Articles | Volume 18, issue 12
Research article
12 Dec 2014
Research article |  | 12 Dec 2014

Residence times and mixing of water in river banks: implications for recharge and groundwater–surface water exchange

N. P. Unland, I. Cartwright, D. I. Cendón, and R. Chisari

Abstract. Bank exchange processes within 50 m of the Tambo River, southeast Australia, have been investigated through the combined use of 3H and 14C. Groundwater residence times increase towards the Tambo River, which suggests the absence of significant bank storage. Major ion concentrations and δ2H and δ18O values of bank water also indicate that bank infiltration does not significantly impact groundwater chemistry under baseflow and post-flood conditions, suggesting that the gaining nature of the river may be driving the return of bank storage water back into the Tambo River within days of peak flood conditions. The covariance between 3H and 14C indicates the leakage and mixing between old (~17 200 years) groundwater from a semi-confined aquifer and younger groundwater (<100 years) near the river, where confining layers are less prevalent. It is likely that the upward infiltration of deeper groundwater from the semi-confined aquifer during flooding limits bank infiltration. Furthermore, the more saline deeper groundwater likely controls the geochemistry of water in the river bank, minimising the chemical impact that bank infiltration has in this setting.
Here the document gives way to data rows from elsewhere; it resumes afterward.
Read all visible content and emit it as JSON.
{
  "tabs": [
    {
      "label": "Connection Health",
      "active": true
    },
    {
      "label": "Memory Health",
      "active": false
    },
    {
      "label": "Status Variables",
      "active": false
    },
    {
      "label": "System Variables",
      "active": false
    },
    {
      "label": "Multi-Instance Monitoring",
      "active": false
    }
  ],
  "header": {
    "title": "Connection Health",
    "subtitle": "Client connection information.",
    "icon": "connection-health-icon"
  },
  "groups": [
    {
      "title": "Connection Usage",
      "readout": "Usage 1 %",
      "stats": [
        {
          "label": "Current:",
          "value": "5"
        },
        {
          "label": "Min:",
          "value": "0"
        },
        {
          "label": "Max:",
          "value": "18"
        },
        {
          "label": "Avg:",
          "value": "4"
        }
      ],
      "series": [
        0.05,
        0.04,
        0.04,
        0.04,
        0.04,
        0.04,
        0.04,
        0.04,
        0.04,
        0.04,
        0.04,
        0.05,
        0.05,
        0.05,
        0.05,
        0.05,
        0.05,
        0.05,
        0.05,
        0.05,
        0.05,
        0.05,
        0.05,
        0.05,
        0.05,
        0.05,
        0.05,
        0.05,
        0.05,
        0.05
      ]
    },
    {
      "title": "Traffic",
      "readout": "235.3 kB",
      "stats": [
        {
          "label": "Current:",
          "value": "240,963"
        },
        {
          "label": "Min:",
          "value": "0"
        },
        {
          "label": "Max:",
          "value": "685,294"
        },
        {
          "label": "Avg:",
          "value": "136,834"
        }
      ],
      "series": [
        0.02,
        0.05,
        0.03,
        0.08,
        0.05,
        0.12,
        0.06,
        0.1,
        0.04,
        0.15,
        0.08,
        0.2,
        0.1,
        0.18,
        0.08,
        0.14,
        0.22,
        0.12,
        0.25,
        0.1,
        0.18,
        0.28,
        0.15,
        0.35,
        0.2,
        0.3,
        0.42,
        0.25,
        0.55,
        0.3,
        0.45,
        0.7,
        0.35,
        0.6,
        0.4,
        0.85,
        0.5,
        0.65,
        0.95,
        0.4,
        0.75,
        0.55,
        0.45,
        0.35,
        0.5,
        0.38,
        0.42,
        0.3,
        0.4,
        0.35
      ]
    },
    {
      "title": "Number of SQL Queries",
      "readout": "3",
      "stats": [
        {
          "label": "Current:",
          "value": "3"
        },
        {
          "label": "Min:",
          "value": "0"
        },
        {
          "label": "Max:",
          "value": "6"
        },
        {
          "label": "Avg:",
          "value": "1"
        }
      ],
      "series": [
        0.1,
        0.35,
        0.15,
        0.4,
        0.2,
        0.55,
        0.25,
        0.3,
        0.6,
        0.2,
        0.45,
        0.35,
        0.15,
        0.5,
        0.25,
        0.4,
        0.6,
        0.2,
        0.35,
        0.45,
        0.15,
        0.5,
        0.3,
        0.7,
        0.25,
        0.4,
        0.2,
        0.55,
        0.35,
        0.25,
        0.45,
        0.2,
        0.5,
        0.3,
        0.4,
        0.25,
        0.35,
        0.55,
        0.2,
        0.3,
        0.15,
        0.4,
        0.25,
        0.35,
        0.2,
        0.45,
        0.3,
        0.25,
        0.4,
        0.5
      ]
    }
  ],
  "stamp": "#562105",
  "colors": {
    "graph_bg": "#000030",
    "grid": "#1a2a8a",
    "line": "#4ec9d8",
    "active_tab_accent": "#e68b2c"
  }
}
These processes, coupled with the strongly gaining nature of the Tambo River are likely to be the factors reducing the chemical impact of bank storage in this setting. This study illustrates the complex nature of river groundwater interactions and the potential downfall in assuming simple or idealised conditions when conducting hydrogeological studies.

Short summary
Periodic flooding of rivers should result in increased groundwater recharge near rivers and thus - younger and fresher groundwater near rivers. This study found the age and salinity of shallow groundwater to increase with proximity to the Tambo River in South East Australia. This appears to be due to the upwelling of older, regional groundwater closer the river. Other chemical parameters are consistent with this. This is a process that may be occurring in other similar river systems.